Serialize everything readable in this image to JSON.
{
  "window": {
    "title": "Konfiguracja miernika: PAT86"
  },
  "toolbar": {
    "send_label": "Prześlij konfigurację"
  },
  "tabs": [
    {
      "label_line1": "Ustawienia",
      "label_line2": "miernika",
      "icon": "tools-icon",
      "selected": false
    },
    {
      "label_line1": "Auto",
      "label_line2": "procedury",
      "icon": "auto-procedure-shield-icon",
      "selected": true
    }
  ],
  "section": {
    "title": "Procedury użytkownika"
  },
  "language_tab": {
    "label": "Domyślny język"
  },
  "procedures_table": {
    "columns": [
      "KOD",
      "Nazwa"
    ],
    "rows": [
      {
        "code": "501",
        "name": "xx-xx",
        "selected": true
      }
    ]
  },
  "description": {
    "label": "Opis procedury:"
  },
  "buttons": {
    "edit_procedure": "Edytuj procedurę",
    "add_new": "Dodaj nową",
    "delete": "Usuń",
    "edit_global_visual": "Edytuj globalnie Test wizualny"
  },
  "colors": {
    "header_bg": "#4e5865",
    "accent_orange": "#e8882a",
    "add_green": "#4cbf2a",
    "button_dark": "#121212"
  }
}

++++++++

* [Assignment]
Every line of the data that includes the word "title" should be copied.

* [Finished task]
    "title": "Konfiguracja miernika: PAT86"
    "title": "Procedury użytkownika"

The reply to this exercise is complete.